We're talking ransomware here, not people. The latter, it's a different situation.
If my own business was hit with encryptionware, then the backup strategy is there to get us out. If somehow the backup strategy is hit, c'est la vie, go back to an early enough point to and carry on. Somewhat annoying, some rework, but largely, not a big deal.
If it was a straight up ransom for the release of data, there is very little around that is really that confidential. Customer data, names addresses etc being the most obvious things requiring a degree of protection in your average business. Maybe some IP or technical documentation (and what is that doing in a low security system if it's that valuable?)
As there is no guarantee that even if you cough up they won't release or resell the data and/or demand more, the policy is don't pay, and with good reason. One can debate the merits of "good criminal/bad criminal". If they've already stole your golden goose you can pay what you like - but you have still lost it.
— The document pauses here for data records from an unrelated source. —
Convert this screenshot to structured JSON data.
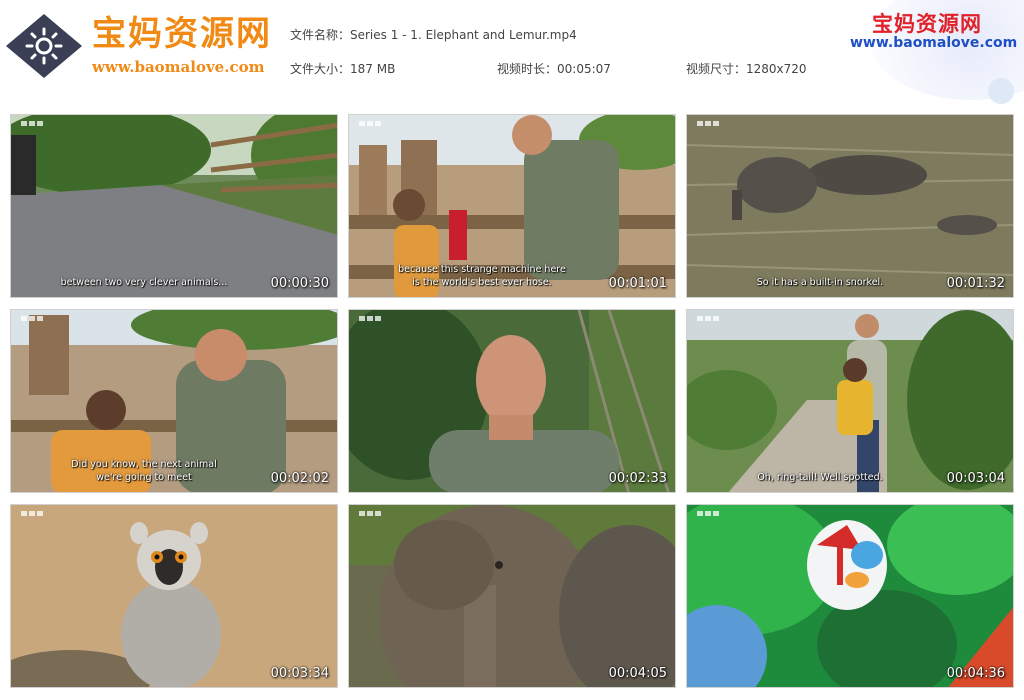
{
  "brand": {
    "name_cn": "宝妈资源网",
    "url": "www.baomalove.com"
  },
  "watermark": {
    "name_cn": "宝妈资源网",
    "url": "www.baomalove.com"
  },
  "file_info": {
    "name": "文件名称：Series 1 - 1. Elephant and Lemur.mp4",
    "size": "文件大小：187 MB",
    "duration": "视频时长：00:05:07",
    "dimensions": "视频尺寸：1280x720"
  },
  "thumbnails": [
    {
      "time": "00:00:30",
      "subtitle": "between two very clever animals...",
      "scene": "zoo-path"
    },
    {
      "time": "00:01:01",
      "subtitle": "because this strange machine here\nis the world's best ever hose.",
      "scene": "man-boy-machine"
    },
    {
      "time": "00:01:32",
      "subtitle": "So it has a built-in snorkel.",
      "scene": "elephant-swimming"
    },
    {
      "time": "00:02:02",
      "subtitle": "Did you know, the next animal\nwe're going to meet",
      "scene": "man-boy-enclosure"
    },
    {
      "time": "00:02:33",
      "subtitle": "",
      "scene": "presenter-closeup"
    },
    {
      "time": "00:03:04",
      "subtitle": "Oh, ring-tail! Well spotted.",
      "scene": "man-boy-garden"
    },
    {
      "time": "00:03:34",
      "subtitle": "",
      "scene": "lemur"
    },
    {
      "time": "00:04:05",
      "subtitle": "",
      "scene": "elephant-closeup"
    },
    {
      "time": "00:04:36",
      "subtitle": "",
      "scene": "jungle-logo"
    }
  ],
  "colors": {
    "brand_orange": "#f08a14",
    "watermark_red": "#e0232b",
    "watermark_blue": "#1f4fc4",
    "logo_badge": "#3a3f55"
  }
}
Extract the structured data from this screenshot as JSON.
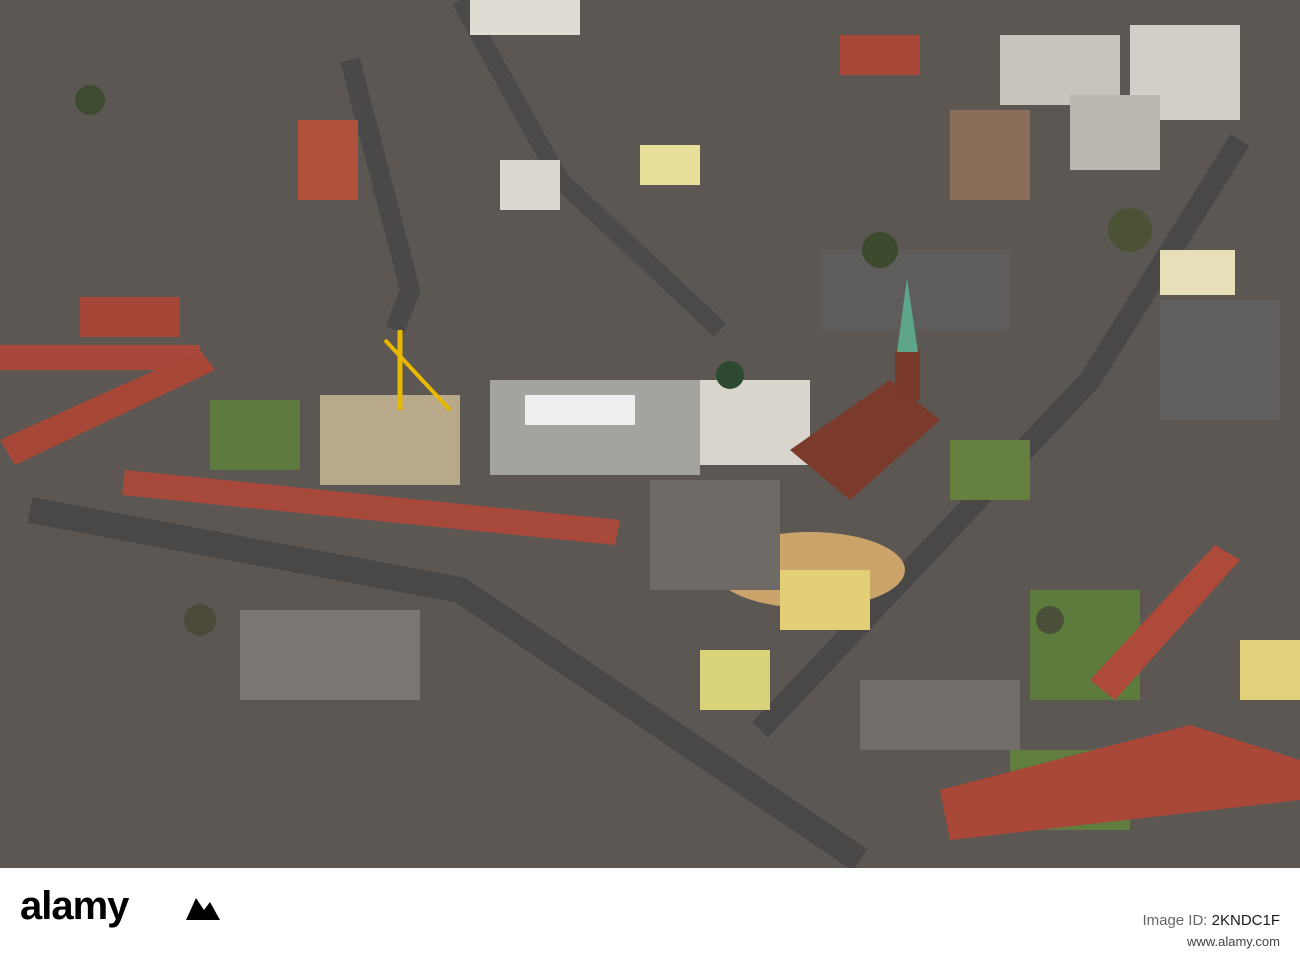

If your data IS that confidential to warrant actual protection. MOD stuff, etc. you should damn well be paying for knowledgable security in the first place. E.g. theft of data from the F35 programme, cough, cough.